Fortunately, there are many excellent resources available for states interested in improving their content standards and for teachers looking to improve the rigor of their own instruction. There is some hope, too, in the work towards common social studies standards, although past political uproars sparked by attempts to create such standards should warn us of the landmines ahead in such efforts. Like much education reform in the United States, the struggle to improve the expectations we set will inevitably occur at the state and local levels.

It is our hope that this report, and subsequent work in this vein by the Southern Poverty Law Center, will provide states with productive models and possibilities for teaching one of our nation’s most important eras. The rubric included here does not come close to a comprehensive blueprint for teaching the civil rights movement; nevertheless, it should serve as a model for states working to improve their standards and frameworks.

We recognize, of course, that state standards are not necessarily determinative or descriptive of actual teaching and learning. The research to evaluate the knowledge base, practices and needs of teachers has not been conducted. Such research is needed to allow better materials to be created in support of instruction at the classroom level while giving us more information about practices in individual states.

Finally, we should work to create, identify and promote models for best practices. Too many states do not support required civil rights movement instruction. This does not mean that the battle is lost. Teachers can and regularly do set higher expectations for their students than the institutions that govern them. Bringing together and sharing model practices can spread outstanding teaching while convincing institutional authorities that a better world is possible.

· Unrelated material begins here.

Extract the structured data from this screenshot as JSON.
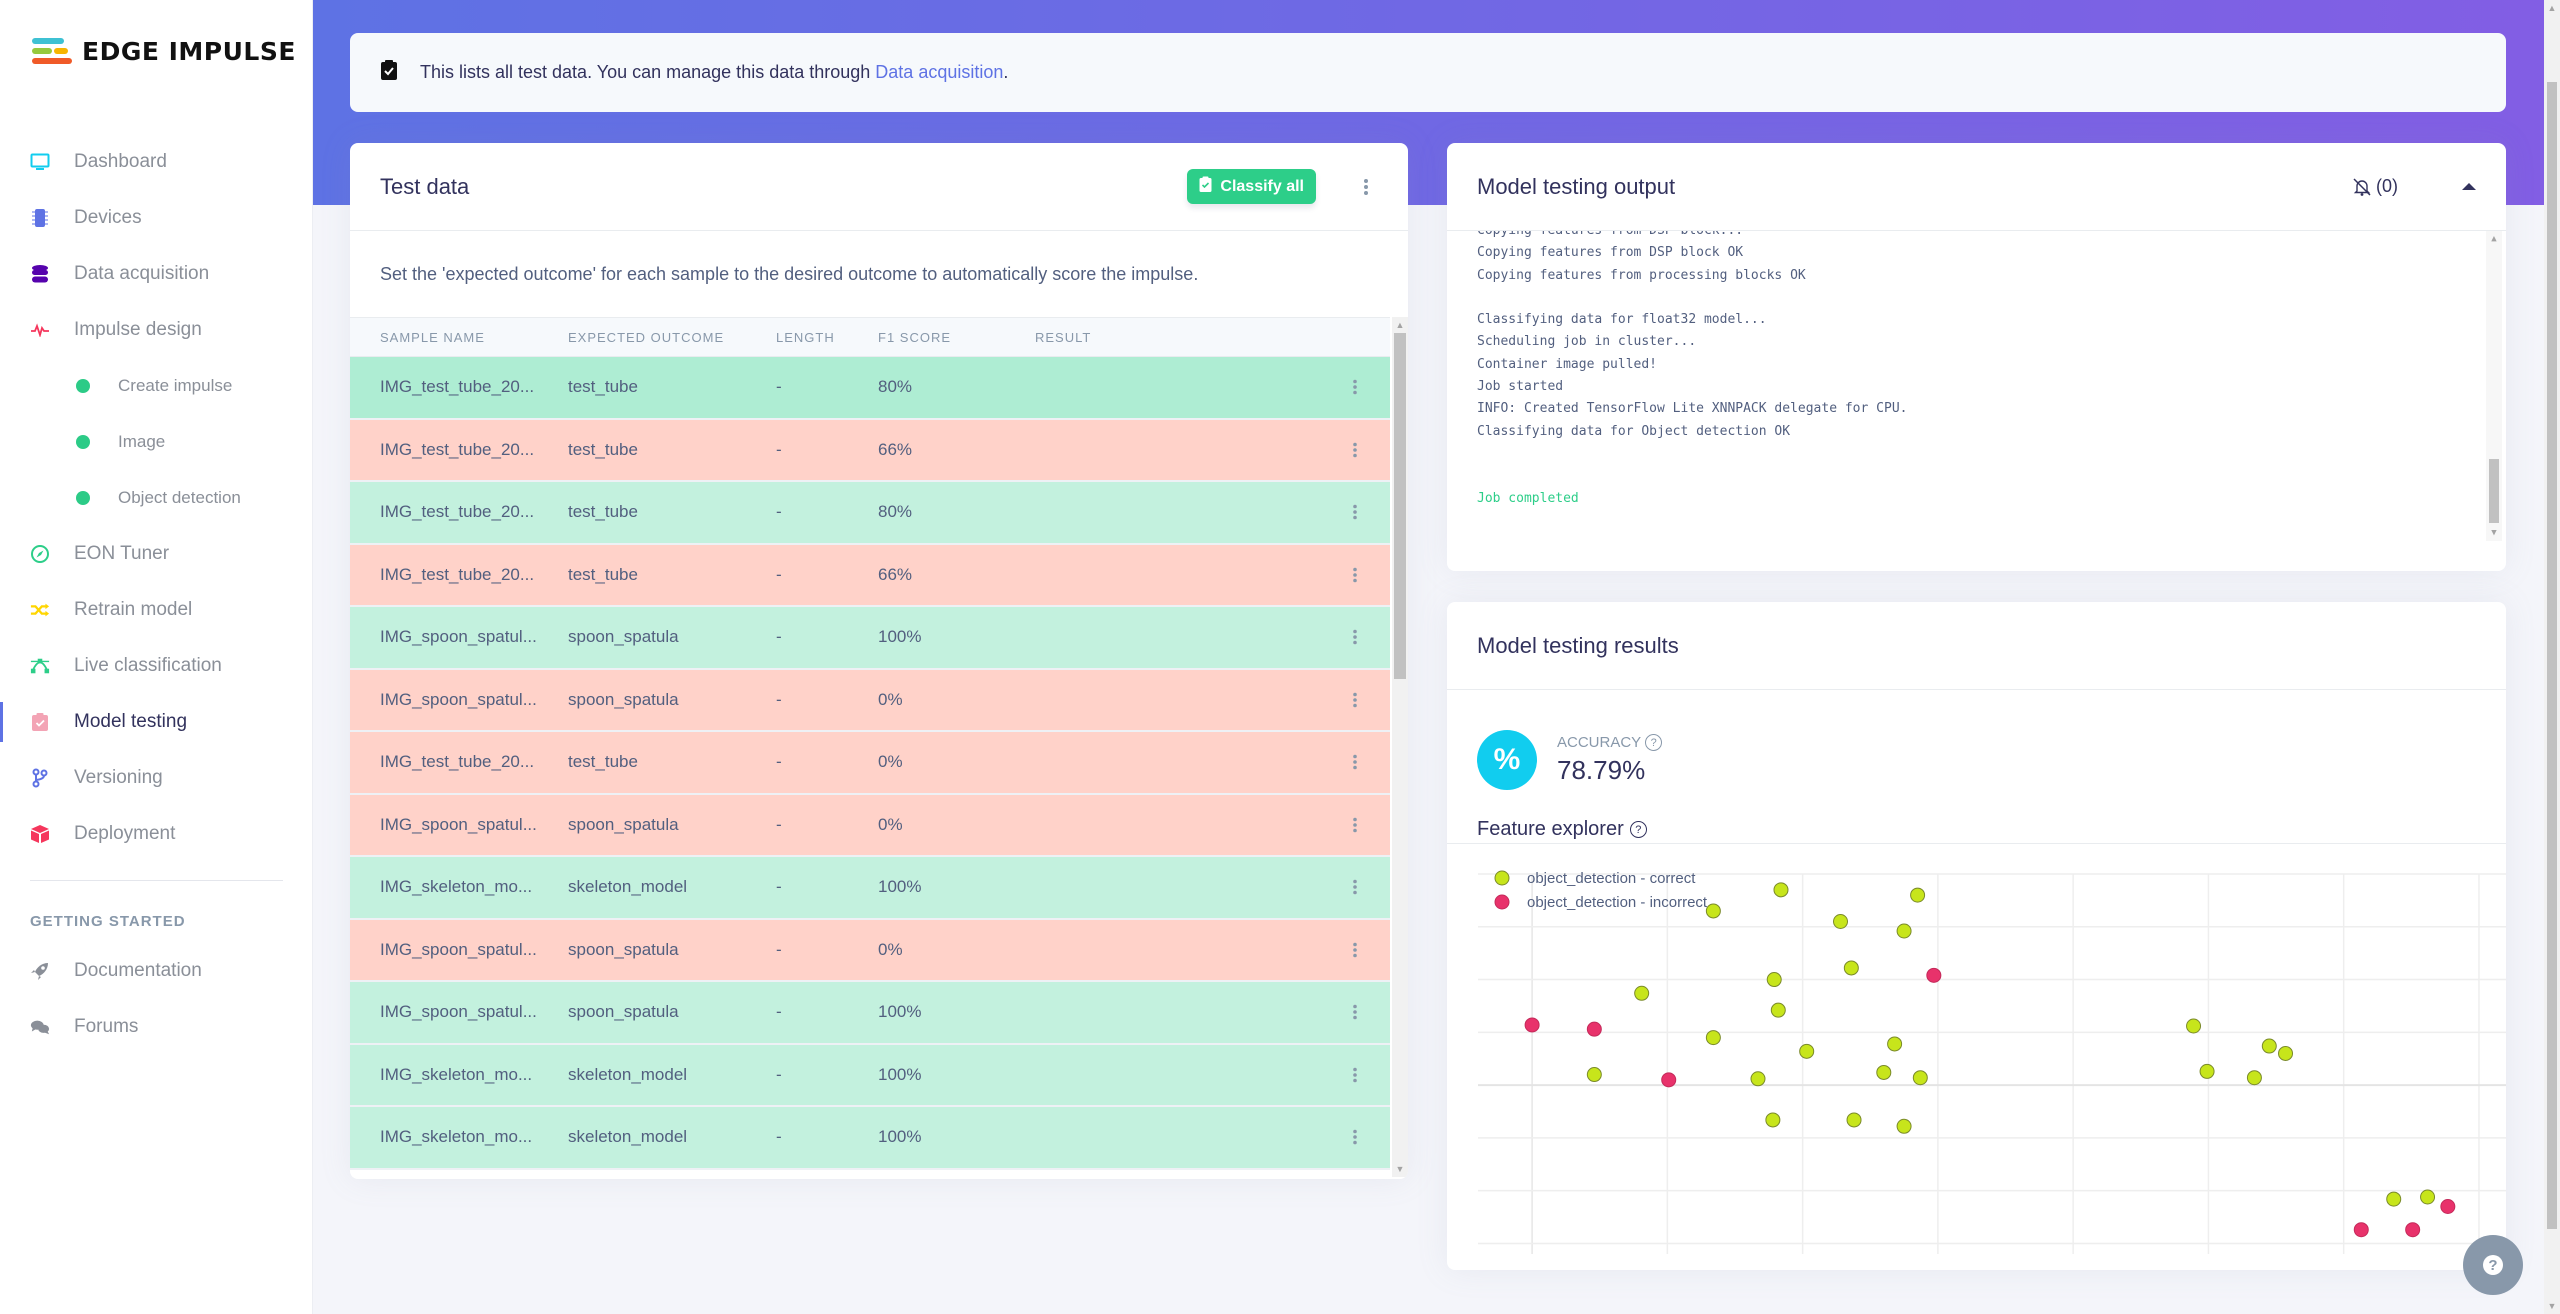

By issuing this report, the Southern Poverty Law Center hopes to spark a national conversation about the importance of teaching America’s students about the modern civil rights movement. We call for states to integrate a comprehensive approach to civil rights education into their K-12 history and social studies curricula. And we call on a concerted effort among schools and other organizations that train teachers to work to ensure that teachers are well prepared to teach about the civil rights movement.